Under the 2002 Broadcast Act, local stations are prohibited from disseminating foreign broadcasts. The act has drawn criticism for its limits on content and severe penalties for violations, and the government has occasionally used it to restrict broadcasting.
Journalists remain subject to attacks and physical harassment from both the authorities and nonstate actors, although violent attacks against journalists have decreased in recent years. The AJI reported that the number of incidents of violence against the press held more or less steady at 41 in 2014, down from 56 in 2012. Many of the 2014 cases involved harassment and assaults against reporters as they attempted to cover sensitive news stories or protests. In November, police were accused of assaulting as many as 10 journalists in Makassar who were covering students demonstrating against a hike in subsidized fuel prices.
In general, the Indonesian public has access to a variety of news sources and perspectives provided by a large number of private print and broadcast outlets. Television is the most popular medium, and the sector is competitive, with 10 national commercial networks in addition to the state-owned Televisi Republik Indonesia. In 2013, the internet was accessed by 17 percent of the population.
A 2011 study conducted by the nonprofit groups Hivos Southeast Asia and the Center for Innovation, Policy, and Governance found that nearly all of the 12 most prominent media companies had ties to political parties in some respect. These 12 companies also own the country’s 10 major national television stations and five of the six major newspapers. Although a wide range of privately owned local publications operate across Indonesia’s provinces, the print sector is dominated by two media conglomerates, Jawa Pos Group and the Kompas Gramedia Group. Media coverage of the 2014 presidential election campaign confirmed fears about the ability of political parties, large corporations, and powerful individuals to control media content, with major media outlets openly reflecting the political affiliations of their owners. Tabloid newspaper Obor Rakyat reportedly ran libelous anti-Widodo material that is suspected to have been produced by associates of former president Susilo Bambang Yudhoyono.

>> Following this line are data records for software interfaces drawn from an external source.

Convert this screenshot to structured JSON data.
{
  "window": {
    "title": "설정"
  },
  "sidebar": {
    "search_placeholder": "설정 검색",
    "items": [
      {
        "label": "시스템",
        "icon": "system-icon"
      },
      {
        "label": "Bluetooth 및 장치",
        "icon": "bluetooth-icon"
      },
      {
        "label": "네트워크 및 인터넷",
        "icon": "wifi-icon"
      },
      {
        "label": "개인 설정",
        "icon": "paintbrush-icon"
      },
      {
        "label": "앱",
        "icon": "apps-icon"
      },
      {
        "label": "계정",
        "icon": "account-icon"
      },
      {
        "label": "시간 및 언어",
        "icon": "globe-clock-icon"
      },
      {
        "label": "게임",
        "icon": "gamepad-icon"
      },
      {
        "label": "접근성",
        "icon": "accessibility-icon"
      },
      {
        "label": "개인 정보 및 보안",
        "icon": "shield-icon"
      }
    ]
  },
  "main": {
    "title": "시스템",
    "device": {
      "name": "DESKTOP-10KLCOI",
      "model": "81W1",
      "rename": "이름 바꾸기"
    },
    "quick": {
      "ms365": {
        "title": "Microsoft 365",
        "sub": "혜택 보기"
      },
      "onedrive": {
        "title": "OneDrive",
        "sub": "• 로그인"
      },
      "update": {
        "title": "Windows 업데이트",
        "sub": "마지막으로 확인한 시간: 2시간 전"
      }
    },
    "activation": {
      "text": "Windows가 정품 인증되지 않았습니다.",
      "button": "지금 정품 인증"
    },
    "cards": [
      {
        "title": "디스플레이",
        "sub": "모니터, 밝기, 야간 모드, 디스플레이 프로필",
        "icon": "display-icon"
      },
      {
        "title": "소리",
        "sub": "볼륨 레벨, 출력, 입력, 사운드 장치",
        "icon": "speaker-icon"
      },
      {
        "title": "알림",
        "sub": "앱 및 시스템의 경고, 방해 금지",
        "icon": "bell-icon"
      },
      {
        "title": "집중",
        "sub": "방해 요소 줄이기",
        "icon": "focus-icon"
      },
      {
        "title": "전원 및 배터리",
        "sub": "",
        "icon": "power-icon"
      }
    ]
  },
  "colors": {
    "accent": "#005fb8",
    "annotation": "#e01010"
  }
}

There are no government restrictions on internet access, but the lack of high-speed infrastructure outside major cities limits the medium’s use as a news source in rural areas. Social-media sites such as YouTube, Twitter, and Facebook have become extremely popular among users in Indonesia.
Under the 2002 Broadcast Act, foreign ownership of broadcast media is banned.
Advertising remains a robust source of income for newspapers and television companies, and the shift to online news sources has been slow, though this appears to be changing. Working conditions for Indonesian journalists are poor. According to AJI, media companies do not pay competitive salaries, leading many journalists to take second jobs with corporate sponsors or accept bribes for coverage. In 2013, Bambang Harymurti, a former press council member and publisher of Tempo magazine, described bribery as “a rampant problem in Indonesia, especially among the small and regional media.”